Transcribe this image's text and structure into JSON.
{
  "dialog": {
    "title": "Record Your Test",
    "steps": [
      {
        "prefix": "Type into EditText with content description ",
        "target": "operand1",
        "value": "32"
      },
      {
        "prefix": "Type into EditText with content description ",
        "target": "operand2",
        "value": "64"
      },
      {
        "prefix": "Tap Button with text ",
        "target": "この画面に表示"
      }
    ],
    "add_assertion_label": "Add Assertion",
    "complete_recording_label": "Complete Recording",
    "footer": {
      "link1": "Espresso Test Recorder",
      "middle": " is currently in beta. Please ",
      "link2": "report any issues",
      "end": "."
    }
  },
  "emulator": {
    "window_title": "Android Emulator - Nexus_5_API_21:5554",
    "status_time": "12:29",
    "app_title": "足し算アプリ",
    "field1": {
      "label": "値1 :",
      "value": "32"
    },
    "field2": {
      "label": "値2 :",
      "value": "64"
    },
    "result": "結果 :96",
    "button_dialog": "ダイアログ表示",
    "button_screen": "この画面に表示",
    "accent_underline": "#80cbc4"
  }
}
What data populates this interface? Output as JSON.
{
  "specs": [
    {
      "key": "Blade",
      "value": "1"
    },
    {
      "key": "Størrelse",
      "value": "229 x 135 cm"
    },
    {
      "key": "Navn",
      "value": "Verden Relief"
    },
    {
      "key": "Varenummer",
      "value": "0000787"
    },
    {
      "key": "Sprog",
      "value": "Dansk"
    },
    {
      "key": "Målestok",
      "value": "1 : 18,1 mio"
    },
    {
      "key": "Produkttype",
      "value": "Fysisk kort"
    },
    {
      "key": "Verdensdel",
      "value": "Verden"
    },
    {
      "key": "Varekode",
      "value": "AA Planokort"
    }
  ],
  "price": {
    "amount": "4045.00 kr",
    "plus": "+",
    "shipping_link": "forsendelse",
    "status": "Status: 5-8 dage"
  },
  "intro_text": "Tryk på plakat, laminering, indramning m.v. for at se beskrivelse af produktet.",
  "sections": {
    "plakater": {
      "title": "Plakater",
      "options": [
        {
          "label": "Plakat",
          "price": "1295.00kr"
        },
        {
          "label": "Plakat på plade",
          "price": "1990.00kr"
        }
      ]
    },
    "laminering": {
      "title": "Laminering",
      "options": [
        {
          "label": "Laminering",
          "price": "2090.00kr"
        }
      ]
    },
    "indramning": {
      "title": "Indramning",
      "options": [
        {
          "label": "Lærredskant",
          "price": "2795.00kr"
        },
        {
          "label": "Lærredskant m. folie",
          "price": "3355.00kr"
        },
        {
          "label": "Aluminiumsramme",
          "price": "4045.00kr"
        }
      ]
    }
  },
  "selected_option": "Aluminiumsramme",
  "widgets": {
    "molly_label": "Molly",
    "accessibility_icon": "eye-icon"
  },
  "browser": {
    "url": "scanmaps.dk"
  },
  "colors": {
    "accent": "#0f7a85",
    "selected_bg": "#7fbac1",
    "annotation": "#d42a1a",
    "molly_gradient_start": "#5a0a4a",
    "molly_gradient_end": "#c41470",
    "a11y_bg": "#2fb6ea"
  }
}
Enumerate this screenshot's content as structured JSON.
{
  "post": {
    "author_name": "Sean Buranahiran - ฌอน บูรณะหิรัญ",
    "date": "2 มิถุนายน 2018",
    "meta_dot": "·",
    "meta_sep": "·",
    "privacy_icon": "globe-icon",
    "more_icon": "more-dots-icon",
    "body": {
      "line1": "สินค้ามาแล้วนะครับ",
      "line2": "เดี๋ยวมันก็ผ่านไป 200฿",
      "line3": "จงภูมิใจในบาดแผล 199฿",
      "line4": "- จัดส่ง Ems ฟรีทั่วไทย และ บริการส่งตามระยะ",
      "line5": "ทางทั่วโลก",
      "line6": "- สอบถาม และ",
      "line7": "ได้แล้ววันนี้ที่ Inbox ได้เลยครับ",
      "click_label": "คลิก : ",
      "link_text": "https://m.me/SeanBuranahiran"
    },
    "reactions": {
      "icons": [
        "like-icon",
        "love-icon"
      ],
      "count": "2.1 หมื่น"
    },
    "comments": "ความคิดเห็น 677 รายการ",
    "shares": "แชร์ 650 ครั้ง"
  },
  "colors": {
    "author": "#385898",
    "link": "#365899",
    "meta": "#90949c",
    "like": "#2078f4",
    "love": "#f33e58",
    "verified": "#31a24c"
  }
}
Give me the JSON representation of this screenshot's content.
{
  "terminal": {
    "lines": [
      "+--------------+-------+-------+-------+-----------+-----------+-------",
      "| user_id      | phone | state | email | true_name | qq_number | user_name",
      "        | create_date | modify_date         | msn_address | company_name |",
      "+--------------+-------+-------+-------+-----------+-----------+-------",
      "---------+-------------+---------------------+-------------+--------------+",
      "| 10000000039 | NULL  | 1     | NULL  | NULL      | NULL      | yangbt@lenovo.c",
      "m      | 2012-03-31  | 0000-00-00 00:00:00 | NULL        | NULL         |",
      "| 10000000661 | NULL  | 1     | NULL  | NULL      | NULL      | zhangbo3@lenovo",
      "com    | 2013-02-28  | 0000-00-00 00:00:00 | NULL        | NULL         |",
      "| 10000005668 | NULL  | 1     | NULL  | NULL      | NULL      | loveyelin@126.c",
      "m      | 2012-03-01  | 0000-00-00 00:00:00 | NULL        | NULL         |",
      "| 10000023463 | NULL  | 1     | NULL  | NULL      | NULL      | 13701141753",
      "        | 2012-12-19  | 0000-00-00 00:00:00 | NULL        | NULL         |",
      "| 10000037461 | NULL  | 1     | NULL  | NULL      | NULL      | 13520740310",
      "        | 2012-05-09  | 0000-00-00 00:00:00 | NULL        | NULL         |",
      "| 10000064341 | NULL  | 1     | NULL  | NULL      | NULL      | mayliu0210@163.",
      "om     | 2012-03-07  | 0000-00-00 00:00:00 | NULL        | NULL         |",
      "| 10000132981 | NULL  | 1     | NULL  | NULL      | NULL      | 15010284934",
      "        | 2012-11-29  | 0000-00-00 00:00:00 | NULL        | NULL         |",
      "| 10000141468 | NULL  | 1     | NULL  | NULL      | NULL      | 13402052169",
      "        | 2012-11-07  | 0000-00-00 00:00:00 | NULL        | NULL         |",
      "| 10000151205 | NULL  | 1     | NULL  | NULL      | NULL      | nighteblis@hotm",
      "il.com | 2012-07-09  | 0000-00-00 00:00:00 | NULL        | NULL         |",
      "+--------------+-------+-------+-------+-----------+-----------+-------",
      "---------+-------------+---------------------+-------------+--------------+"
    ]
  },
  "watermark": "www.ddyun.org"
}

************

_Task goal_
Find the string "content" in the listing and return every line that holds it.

_Response to the task_
        "prefix": "Type into EditText with content description ",
        "prefix": "Type into EditText with content description ",
Enumerate this screenshot's content as structured JSON.
Give me the JSON representation of this screenshot's content.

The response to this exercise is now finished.